THE GOSPEL OF TRUTH
Although its origin is debated by scholars, “The Gospel of Truth” was likely written in the second century by Valentinus. This book evaluates whether Jesus existed in the flesh. “The Gospel of Truth” contains several passages that address the life events of Jesus and support Him living as a man on earth.
“The Gospel of Truth” references Jesus as the truth and the light as he taught others around Him. The text states, “Through this, the gospel of the one who is searched for, which was revealed to those who are perfect, through the mercies of the Father, the hidden mystery, Jesus, the Christ, enlightened those who were in darkness through oblivion. He enlightened them; he showed (them) a way; and the way is the truth which he taught them... In schools he appeared, (and) he spoke the word as a teacher. There came the men wise in their own estimation, putting him to the test. But he confounded them, because they were foolish. They hated him, because they were not really wise.”
This quote highlights Jesus as a teacher of truth. It also references Jesus’s conflicts with other rabbis and religious leaders, for they would try to test Him in His knowledge, but Jesus would continue to challenge them, just as the Bible describes.
Another passage states, “For when they had seen him and had heard him, he granted them to taste him and to smell him and to touch the beloved Son. When he had appeared instructing them about the Father… For he came by means of fleshly appearance.” This quote indicates Jesus as the Son of God who physically came to earth as a man and instructed His audience about God the Father.

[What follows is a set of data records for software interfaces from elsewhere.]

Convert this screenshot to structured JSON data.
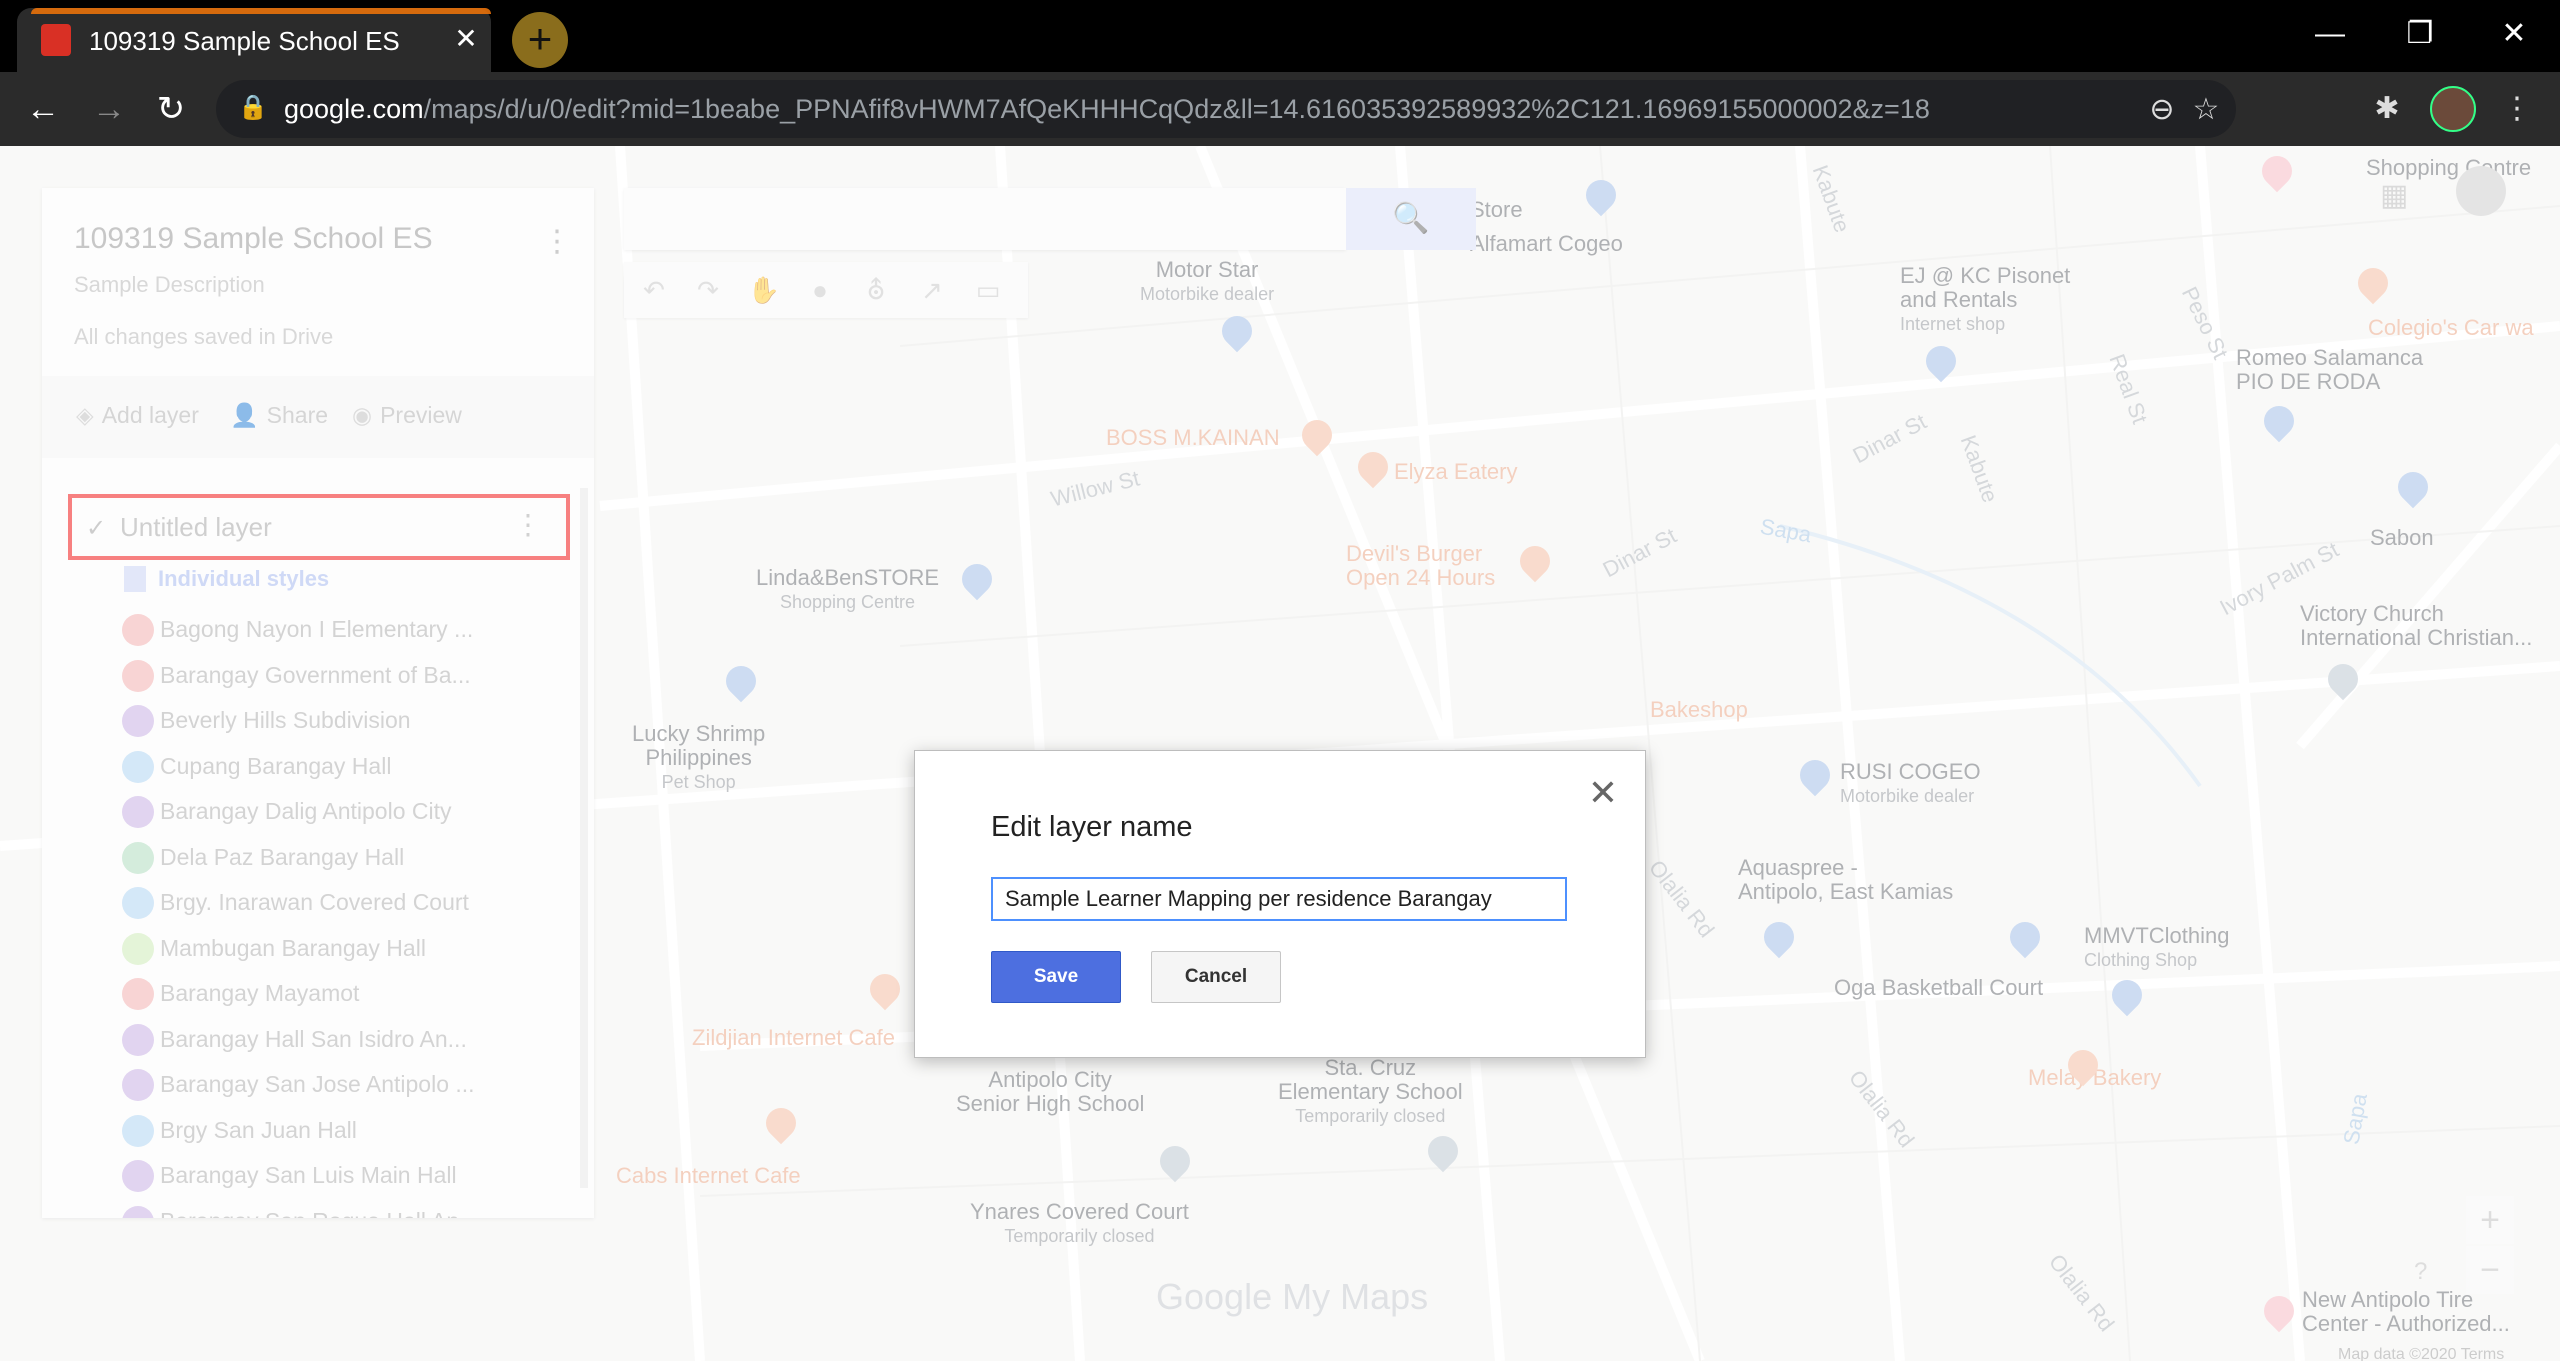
{
  "browser": {
    "tab_title": "109319 Sample School ES",
    "new_tab_label": "+",
    "close_tab_label": "✕",
    "url_domain": "google.com",
    "url_path": "/maps/d/u/0/edit?mid=1beabe_PPNAfif8vHWM7AfQeKHHHCqQdz&ll=14.616035392589932%2C121.16969155000002&z=18",
    "back_label": "←",
    "forward_label": "→",
    "reload_label": "↻",
    "minimize_label": "—",
    "restore_label": "❐",
    "close_label": "✕",
    "zoom_icon": "⊖",
    "star_icon": "☆",
    "extensions_icon": "✱",
    "menu_icon": "⋮",
    "lock_icon": "🔒"
  },
  "panel": {
    "map_title": "109319 Sample School ES",
    "map_description": "Sample Description",
    "save_status": "All changes saved in Drive",
    "menu_icon": "⋮",
    "actions": {
      "add_layer": "Add layer",
      "share": "Share",
      "preview": "Preview"
    },
    "layer": {
      "check": "✓",
      "name": "Untitled layer",
      "menu_icon": "⋮",
      "style_link": "Individual styles"
    },
    "features": [
      {
        "label": "Bagong Nayon I Elementary ...",
        "color": "#f0a8a8"
      },
      {
        "label": "Barangay Government of Ba...",
        "color": "#f0a8a8"
      },
      {
        "label": "Beverly Hills Subdivision",
        "color": "#c2a8e0"
      },
      {
        "label": "Cupang Barangay Hall",
        "color": "#a8d0f0"
      },
      {
        "label": "Barangay Dalig Antipolo City",
        "color": "#c2a8e0"
      },
      {
        "label": "Dela Paz Barangay Hall",
        "color": "#a8d8b8"
      },
      {
        "label": "Brgy. Inarawan Covered Court",
        "color": "#a8d0f0"
      },
      {
        "label": "Mambugan Barangay Hall",
        "color": "#c8e8b0"
      },
      {
        "label": "Barangay Mayamot",
        "color": "#f0a8a8"
      },
      {
        "label": "Barangay Hall San Isidro An...",
        "color": "#c2a8e0"
      },
      {
        "label": "Barangay San Jose Antipolo ...",
        "color": "#c2a8e0"
      },
      {
        "label": "Brgy San Juan Hall",
        "color": "#a8d0f0"
      },
      {
        "label": "Barangay San Luis Main Hall",
        "color": "#c2a8e0"
      },
      {
        "label": "Barangay San Roque Hall An...",
        "color": "#c2a8e0"
      }
    ]
  },
  "map": {
    "search_icon": "🔍",
    "tools": [
      "↶",
      "↷",
      "✋",
      "●",
      "⛢",
      "↗",
      "▭"
    ],
    "pois": {
      "motor_star": "Motor Star",
      "motor_star_sub": "Motorbike dealer",
      "store": "Store",
      "alfamart": "Alfamart Cogeo",
      "ej_kc": "EJ @ KC Pisonet",
      "ej_kc2": "and Rentals",
      "ej_kc_sub": "Internet shop",
      "colegio": "Colegio's Car wa",
      "romeo": "Romeo Salamanca",
      "romeo2": "PIO DE RODA",
      "boss": "BOSS M.KAINAN",
      "elyza": "Elyza Eatery",
      "devils": "Devil's Burger",
      "devils2": "Open 24 Hours",
      "sabon": "Sabon",
      "linda": "Linda&BenSTORE",
      "linda_sub": "Shopping Centre",
      "victory": "Victory Church",
      "victory2": "International Christian...",
      "lucky": "Lucky Shrimp",
      "lucky2": "Philippines",
      "lucky_sub": "Pet Shop",
      "bakeshop": "Bakeshop",
      "rusi": "RUSI COGEO",
      "rusi_sub": "Motorbike dealer",
      "aquaspree": "Aquaspree -",
      "aquaspree2": "Antipolo, East Kamias",
      "mmvt": "MMVTClothing",
      "mmvt_sub": "Clothing Shop",
      "oga": "Oga Basketball Court",
      "zildjian": "Zildjian Internet Cafe",
      "antipolo_hs": "Antipolo City",
      "antipolo_hs2": "Senior High School",
      "stacruz": "Sta. Cruz",
      "stacruz2": "Elementary School",
      "stacruz_sub": "Temporarily closed",
      "melay": "Melay Bakery",
      "cabs": "Cabs Internet Cafe",
      "ynares": "Ynares Covered Court",
      "ynares_sub": "Temporarily closed",
      "new_antipolo": "New Antipolo Tire",
      "new_antipolo2": "Center - Authorized...",
      "shopping_top": "Shopping Centre"
    },
    "streets": {
      "willow": "Willow St",
      "dinar1": "Dinar St",
      "dinar2": "Dinar St",
      "sapa1": "Sapa",
      "ivory": "Ivory Palm St",
      "kabute": "Kabute",
      "kabute2": "Kabute",
      "real": "Real St",
      "peso": "Peso St",
      "olalia1": "Olalia Rd",
      "olalia2": "Olalia Rd",
      "olalia3": "Olalia Rd",
      "sapa2": "Sapa"
    },
    "brand_google": "Google",
    "brand_mymaps": "My Maps",
    "zoom_in": "+",
    "zoom_out": "−",
    "help": "?",
    "footer": "Map data ©2020   Terms"
  },
  "dialog": {
    "title": "Edit layer name",
    "input_value": "Sample Learner Mapping per residence Barangay",
    "save_label": "Save",
    "cancel_label": "Cancel",
    "close_icon": "✕"
  }
}
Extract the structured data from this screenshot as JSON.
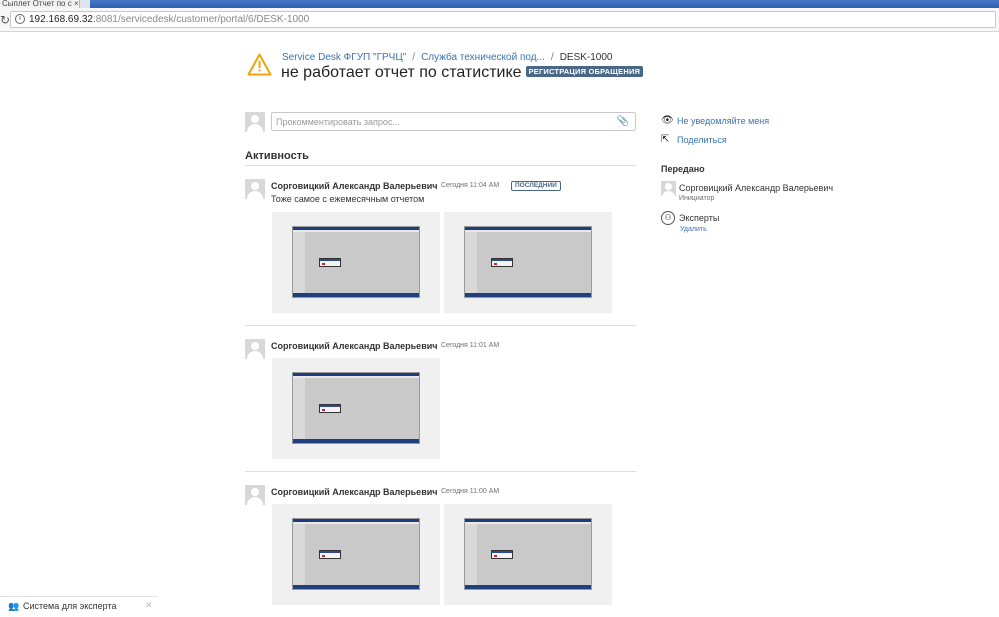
{
  "browser": {
    "tab_title": "Сыплет Отчет по с",
    "url_host": "192.168.69.32",
    "url_path": ":8081/servicedesk/customer/portal/6/DESK-1000"
  },
  "header": {
    "breadcrumb": [
      "Service Desk ФГУП \"ГРЧЦ\"",
      "Служба технической под...",
      "DESK-1000"
    ],
    "title": "не работает отчет по статистике",
    "status": "РЕГИСТРАЦИЯ ОБРАЩЕНИЯ"
  },
  "comment_box": {
    "placeholder": "Прокомментировать запрос..."
  },
  "activity": {
    "heading": "Активность",
    "entries": [
      {
        "author": "Сорговицкий Александр Валерьевич",
        "time": "Сегодня 11:04 AM",
        "badge": "ПОСЛЕДНИЙ",
        "text": "Тоже самое с ежемесячным отчетом",
        "attachments": 2
      },
      {
        "author": "Сорговицкий Александр Валерьевич",
        "time": "Сегодня 11:01 AM",
        "attachments": 1
      },
      {
        "author": "Сорговицкий Александр Валерьевич",
        "time": "Сегодня 11:00 AM",
        "attachments": 2
      }
    ]
  },
  "sidebar": {
    "notify_link": "Не уведомляйте меня",
    "share_link": "Поделиться",
    "shared_heading": "Передано",
    "person": {
      "name": "Сорговицкий Александр Валерьевич",
      "role": "Инициатор"
    },
    "group": {
      "name": "Эксперты",
      "remove": "Удалить"
    }
  },
  "download_bar": {
    "label": "Система для эксперта"
  },
  "colors": {
    "link": "#3b73af",
    "lozenge": "#4a6785",
    "warning": "#f0a30a"
  }
}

“The Gospel of Truth” also references Jesus’s death and resurrection. The text states, “[T]he merciful one, the faithful one, Jesus, was patient in accepting sufferings until he took that book, since he knows that his death is life for many… he was nailed to a tree; he published the edict of the Father on the cross. O such great teaching! He draws himself down to death, though life eternal clothes him. Having stripped himself of the perishable rags, he put on imperishability, which no one can possibly take away from him.”